Humans have profoundly influenced their environment. It has been estimated that nearly one-third of the global land cover has been modified while approximately 40% of the photosynthesis has been appropriated. As the interface between the subsurface and the atmosphere is altered, it is imperative that we understand the influence this alteration has in terms of changing regional and global climates. Land surface heterogeneity is sometimes a principal modulator of local and regional climates and, as such, there are potential aggregation and teleconnection effects ranging in scales from soil pores to the general atmospheric circulation when the land surface is altered across a range of scales. The human fingerprint on land surface processes is critical and must also be accounted for in the discourse on land-atmosphere coupling as it pertains to climate and global change as well as local processes such as evapotranspiration and streamflow. It is at this pivotal interface where hydrologists, atmospheric scientists and ecologists must understand how their disciplines interact and influence each other.
Fluxes across the land-surface directly influence predictions of ecological processes, atmospheric dynamics, and terrestrial hydrology. However, many simplifications are made in numerical models when considering terrestrial hydrology from the view point of the atmosphere and visa-versa. While this may be a necessity in the current generation of operational models used for forecasting, it can create obstacles to the advancement of process understanding.
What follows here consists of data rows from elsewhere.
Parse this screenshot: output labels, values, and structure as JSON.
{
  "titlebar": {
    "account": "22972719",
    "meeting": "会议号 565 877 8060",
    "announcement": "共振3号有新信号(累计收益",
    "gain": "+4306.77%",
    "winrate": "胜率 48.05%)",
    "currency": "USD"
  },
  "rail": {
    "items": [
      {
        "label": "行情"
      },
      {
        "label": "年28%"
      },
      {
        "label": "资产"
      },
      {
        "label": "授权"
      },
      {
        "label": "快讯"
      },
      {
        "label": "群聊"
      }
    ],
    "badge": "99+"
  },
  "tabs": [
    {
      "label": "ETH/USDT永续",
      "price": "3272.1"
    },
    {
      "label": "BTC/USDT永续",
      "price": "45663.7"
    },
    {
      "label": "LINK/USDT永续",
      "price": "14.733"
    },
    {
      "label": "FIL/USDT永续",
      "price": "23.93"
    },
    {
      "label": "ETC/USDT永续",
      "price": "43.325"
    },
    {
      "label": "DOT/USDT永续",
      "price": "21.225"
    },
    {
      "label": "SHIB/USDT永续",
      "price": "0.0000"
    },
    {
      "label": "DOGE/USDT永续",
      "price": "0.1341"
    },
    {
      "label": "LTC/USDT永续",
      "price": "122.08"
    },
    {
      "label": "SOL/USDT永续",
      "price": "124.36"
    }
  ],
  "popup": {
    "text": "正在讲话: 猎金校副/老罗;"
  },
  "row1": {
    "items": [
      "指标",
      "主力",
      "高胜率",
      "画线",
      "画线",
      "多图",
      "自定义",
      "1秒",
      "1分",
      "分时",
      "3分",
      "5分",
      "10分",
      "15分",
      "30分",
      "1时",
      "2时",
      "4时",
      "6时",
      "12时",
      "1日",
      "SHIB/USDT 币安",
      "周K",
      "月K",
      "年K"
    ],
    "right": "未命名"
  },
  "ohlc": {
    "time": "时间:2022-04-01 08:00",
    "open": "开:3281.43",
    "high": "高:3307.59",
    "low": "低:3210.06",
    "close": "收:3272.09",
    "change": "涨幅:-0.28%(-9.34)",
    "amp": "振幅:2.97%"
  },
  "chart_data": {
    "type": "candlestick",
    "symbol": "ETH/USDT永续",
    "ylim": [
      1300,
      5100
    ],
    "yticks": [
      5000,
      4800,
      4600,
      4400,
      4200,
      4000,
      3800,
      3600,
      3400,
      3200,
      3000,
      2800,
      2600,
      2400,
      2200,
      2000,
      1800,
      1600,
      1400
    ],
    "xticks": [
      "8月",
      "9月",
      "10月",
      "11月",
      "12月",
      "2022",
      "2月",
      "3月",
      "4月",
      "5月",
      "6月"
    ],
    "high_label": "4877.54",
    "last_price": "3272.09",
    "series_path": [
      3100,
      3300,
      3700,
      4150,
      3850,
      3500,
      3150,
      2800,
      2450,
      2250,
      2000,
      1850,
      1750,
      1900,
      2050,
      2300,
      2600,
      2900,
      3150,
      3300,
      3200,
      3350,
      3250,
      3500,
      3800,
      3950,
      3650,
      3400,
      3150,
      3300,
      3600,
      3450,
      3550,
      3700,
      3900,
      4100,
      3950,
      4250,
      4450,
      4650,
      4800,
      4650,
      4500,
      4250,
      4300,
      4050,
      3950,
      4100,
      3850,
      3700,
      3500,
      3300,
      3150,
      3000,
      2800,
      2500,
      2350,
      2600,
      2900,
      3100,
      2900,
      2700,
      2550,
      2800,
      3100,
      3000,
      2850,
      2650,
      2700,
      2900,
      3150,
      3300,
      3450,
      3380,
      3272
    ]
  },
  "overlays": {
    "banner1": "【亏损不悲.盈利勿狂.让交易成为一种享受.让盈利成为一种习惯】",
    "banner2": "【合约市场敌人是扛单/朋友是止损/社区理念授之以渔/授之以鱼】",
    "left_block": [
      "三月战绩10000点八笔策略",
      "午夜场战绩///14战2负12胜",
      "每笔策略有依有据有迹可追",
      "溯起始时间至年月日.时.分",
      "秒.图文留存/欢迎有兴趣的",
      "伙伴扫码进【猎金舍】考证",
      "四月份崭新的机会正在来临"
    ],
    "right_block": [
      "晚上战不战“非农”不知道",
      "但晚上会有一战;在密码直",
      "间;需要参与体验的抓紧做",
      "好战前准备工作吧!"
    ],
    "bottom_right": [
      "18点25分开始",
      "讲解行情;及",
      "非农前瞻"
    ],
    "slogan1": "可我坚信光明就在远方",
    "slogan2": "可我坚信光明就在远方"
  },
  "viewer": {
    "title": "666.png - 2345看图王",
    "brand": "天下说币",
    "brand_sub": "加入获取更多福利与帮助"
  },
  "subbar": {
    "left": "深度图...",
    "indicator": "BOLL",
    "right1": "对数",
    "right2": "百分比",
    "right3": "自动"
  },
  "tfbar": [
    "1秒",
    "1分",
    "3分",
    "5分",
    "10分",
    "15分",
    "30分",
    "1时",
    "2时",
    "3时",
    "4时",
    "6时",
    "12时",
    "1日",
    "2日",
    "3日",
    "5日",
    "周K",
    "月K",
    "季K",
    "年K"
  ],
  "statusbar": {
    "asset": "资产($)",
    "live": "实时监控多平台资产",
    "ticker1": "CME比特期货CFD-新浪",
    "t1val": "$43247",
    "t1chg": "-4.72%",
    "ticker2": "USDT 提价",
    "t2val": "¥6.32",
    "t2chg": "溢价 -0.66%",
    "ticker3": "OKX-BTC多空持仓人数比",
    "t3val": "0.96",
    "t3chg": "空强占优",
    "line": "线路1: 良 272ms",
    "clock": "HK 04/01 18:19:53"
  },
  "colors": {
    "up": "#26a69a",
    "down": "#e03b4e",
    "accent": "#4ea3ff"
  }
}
These simplifications can limit the numerical prediction capabilities on how water partitions itself throughout all phases of the water cycle. The feedbacks between terrestrial and atmospheric water dynamics are not well understood or represented by the current generation of operational land-surface and atmospheric models. This can lead to erroneous spatial patterns and anomalous temporal persistence in land-atmosphere exchanges and atmospheric water cycle predictions. Cross-disciplinary efforts are needed not only to identify but also to quantify feedbacks between terrestrial and atmospheric water at appropriate spatiotemporal scales. This is especially true as today’s young scientists set their sights on improving process understanding and prediction skill from both research and operational models used to describe such linked systems.
In recognition of these challenges, a junior faculty and early career scientist forum was recently held at the National Center for Atmospheric Research (NCAR) in Boulder, Colorado with the intent of identifying and characterizing feedback interactions, and their attendant spatial and temporal scales, important for coupling terrestrial and atmospheric water dynamics. The primary focus of this forum is on improved process understanding, rather than operational products, as the possibility of incorporating more realistic physics into operational models is computationally prohibitive. We approached the subject of improved predictability through better process understanding by focusing on the following three framework questions described and discussed below.
2008. Vol. 89, no 9, 1275-1279 p.